The accelerating crash brought into sharp focus a commodity sell-off that has now spanned four days and has seen silver lose almost a quarter of its value. Investors scrabbled for other safe-haven assets during the biggest exodus from the sector for two years, amid speculation the commodities boom has come to an abrupt end.

US crude plummeted 8.64 per cent to $99.80 a barrel, the biggest one-day fall in oil prices since the height of the financial crisis. Brent crude lost 9.78 per cent, hitting $109.02 last night, after climbing to $126 last week.

The slump followed a report showing productivity growth in the US slowed in the first-quarter, while jobless claims jumped to an eight-month high.
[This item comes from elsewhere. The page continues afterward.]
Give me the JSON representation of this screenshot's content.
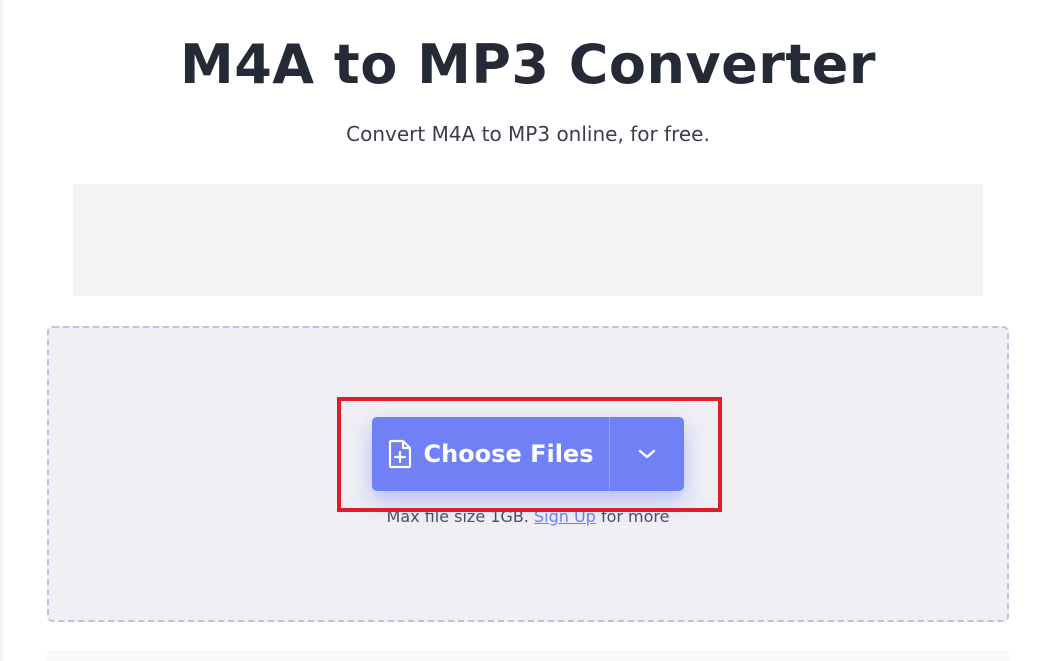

Traders are also worried about excessive monetary tightening in China, the world’s top consumer of raw materials.

US households have been squeezed by petrol prices approaching $4 a gallon, leading to higher than expected oil inventories of 3.4m barrels as people shied away from long car trips over the Easter break.

In a roll-call of despair for commodity holders, silver fell 10 per cent to $35.34, tin dropped more than seven per cent, nickel by over six per cent and copper by a shade above three per cent. Even safe-haven gold fell two per cent yesterday.
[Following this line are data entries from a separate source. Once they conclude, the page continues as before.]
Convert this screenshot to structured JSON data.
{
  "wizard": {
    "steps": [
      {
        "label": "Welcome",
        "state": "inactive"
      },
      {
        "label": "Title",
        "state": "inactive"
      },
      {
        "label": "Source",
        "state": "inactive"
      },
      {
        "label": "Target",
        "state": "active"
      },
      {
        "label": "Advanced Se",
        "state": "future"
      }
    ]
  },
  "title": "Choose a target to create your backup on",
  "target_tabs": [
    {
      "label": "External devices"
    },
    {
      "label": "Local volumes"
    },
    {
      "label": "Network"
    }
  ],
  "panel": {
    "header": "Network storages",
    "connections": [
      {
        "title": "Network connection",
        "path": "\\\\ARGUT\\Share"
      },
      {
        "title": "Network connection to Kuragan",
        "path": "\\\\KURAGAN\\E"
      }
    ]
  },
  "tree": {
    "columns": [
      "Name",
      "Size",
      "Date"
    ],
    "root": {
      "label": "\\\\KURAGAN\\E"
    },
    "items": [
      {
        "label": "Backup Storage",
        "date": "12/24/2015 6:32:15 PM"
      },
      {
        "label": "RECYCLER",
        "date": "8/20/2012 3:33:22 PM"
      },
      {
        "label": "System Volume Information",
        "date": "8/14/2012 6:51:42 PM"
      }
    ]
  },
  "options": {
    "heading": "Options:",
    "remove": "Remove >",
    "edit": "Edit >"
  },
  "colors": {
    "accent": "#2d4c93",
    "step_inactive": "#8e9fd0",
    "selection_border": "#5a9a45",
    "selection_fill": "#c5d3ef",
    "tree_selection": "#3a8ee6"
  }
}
Soft commodities fared little better, with coffee declining 3.3 per cent, sugar down 2.5 per cent and cotton falling by 4.6 per cent. Gas also fell, losing 5.7 per cent.
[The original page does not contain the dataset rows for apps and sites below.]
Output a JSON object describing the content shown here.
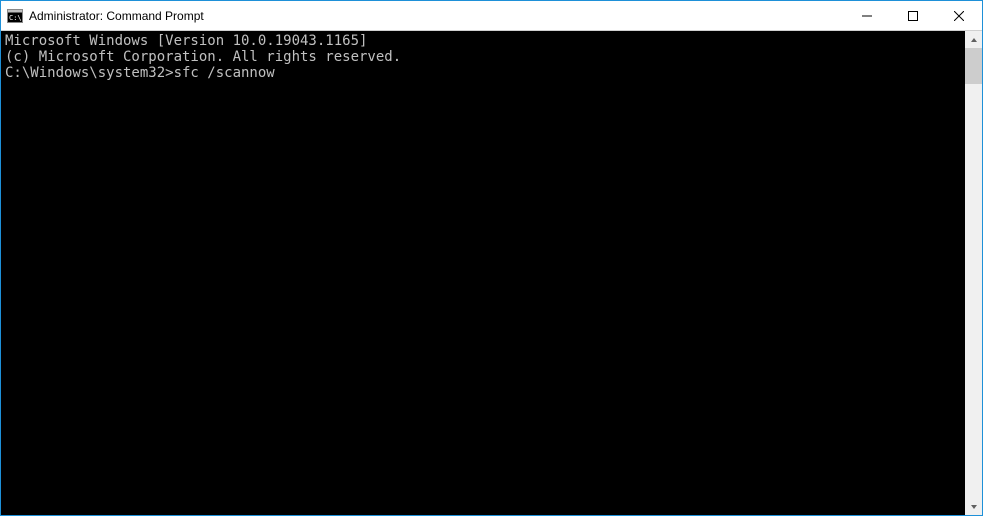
{
  "titlebar": {
    "title": "Administrator: Command Prompt"
  },
  "console": {
    "lines": [
      "Microsoft Windows [Version 10.0.19043.1165]",
      "(c) Microsoft Corporation. All rights reserved.",
      "",
      "C:\\Windows\\system32>sfc /scannow"
    ]
  }
}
US Treasury bills were among the big winners, with yields falling 3.16 per cent.

The Dow and the S&P 500 both fell more than one per cent as energy shares slumped with the oil price. The euro was down two per cent against the greenback

The sell-off came a day after commodities giant Glencore priced its £36bn flotation at the bottom of its range. Analysts say the float could serve as a marker for the high point of the commodity boom.

Last month long-term bull Goldman Sachs advised clients to close their long positions on a basket of commodities including copper, platinum, soy beans and crude oil.

LME tin down 9.8%

Palladium down 10.4%

Gold down 4.5%

Silver down 23.3%

Brent crude down 9.1%

US crude down 9.5%